TheĀ Living Well Institute says downward-facing dog involves a lot of muscular strength and endurance and mobility in the lower back and pelvis. Because there is so much room for error in the pose, over time, doing it can lead to injury if you're not using proper form. Think of it this way, favoring one foot while you're standing might not be noticeable for a while, but it could lead to an imbalance in the future if you're not careful.

You should avoid downward-facing dog if you have high blood pressure or you're pregnant (via The New York Times). If you have a wrist injury (related to yoga or not), downward dog might not feel very good. If your instructor calls for a downward-facing dog and you'd like to perform a less intense version, here are some ways to modify the pose.
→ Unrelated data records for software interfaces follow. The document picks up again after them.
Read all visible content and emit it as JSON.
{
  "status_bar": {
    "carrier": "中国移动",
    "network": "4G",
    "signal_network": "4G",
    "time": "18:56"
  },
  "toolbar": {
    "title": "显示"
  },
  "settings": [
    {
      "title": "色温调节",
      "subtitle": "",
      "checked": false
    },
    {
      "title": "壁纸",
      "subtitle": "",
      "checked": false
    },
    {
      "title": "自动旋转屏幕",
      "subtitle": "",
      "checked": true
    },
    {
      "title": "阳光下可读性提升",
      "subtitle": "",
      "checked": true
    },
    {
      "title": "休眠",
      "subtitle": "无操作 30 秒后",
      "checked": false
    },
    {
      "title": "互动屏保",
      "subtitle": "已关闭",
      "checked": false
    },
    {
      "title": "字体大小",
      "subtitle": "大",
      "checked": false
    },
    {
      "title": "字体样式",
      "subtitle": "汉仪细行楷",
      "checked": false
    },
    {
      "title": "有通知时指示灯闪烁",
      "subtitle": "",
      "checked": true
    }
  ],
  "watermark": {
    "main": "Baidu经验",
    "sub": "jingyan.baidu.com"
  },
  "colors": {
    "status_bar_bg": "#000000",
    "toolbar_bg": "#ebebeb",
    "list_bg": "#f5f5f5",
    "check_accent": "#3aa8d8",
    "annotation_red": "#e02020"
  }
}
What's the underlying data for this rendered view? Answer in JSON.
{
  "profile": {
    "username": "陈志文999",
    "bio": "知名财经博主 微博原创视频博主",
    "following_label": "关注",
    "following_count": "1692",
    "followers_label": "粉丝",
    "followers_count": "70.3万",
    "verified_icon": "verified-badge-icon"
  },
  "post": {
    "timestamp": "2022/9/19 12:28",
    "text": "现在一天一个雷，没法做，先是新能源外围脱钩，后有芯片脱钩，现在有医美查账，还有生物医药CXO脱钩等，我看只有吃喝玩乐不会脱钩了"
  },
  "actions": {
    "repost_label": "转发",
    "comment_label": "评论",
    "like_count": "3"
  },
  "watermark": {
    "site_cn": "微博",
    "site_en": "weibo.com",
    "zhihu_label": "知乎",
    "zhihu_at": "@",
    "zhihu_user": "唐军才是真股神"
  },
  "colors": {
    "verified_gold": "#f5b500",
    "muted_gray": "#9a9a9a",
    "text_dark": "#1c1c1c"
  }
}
Downward dog modifications

Sometimes downward dog might feel great after certain difficult postures because it helps neutralize the spine, according to Yoga Jala. If it feels painful, you can modify it according to your needs. If your wrists are feeling a pinch, you can fold a yoga strap a few times (or use a folded towel) and place it underneath the heels of your hands. That puts more of the work on your forearms, which should be engaged in downward dog. You can also give your wrists a break in downward-facing dog by coming into dolphin pose, which is a downward dog with your forearms on the mat.

If you feel downward-facing dog is too taxing on your tight shoulders, open your hand position so that your left hand faces 11:00 and your right hand points to 1:00. It also helps to place your hands wider, almost to the width of your mat. You can give your shoulders a beautiful stretch by practicing puppy pose, which is downward dog with your knees on the mat and your hips lifted above or forward of your knees.

Downward facing dog can also challenge your upper body strength. If this is the case, check the distance between your hands and feet. The longer the stance, the more your upper body has to work, so try shortening your stance to reduce the intensity.

How to do downward-facing dog pose

If you're new to yoga and your instructor hasn't quite explained the details of downward-facing dog pose, here's a quick set of cues to remember. Downward dog shouldn't be a hybrid plank pose where there's a bend at your shoulders, according to Yoga Jala. Instead, think of the pose as an inverted V. Your lower back and hamstrings might not have the flexibility (yet) to allow your pelvis to tilt forward, so bend your knees until the pose feels comfortable, according to Yoga Journal. Many people won't be able to get their heels down, and that's ok. If it's more comfortable for you, feel free to roll up the edge of your mat to place under your heels.

Downward-facing dog can get kinda tricky with your arms and hands. To engage your forearms, press the knuckles of your index finger into the mat. Your forearms and hands should be rotating inward while your shoulders have a slight external rotation. You'll engage your triceps as you straighten your elbows and press the mat away from you. Avoid locking your elbows, and keep your upper arms and ears in one line.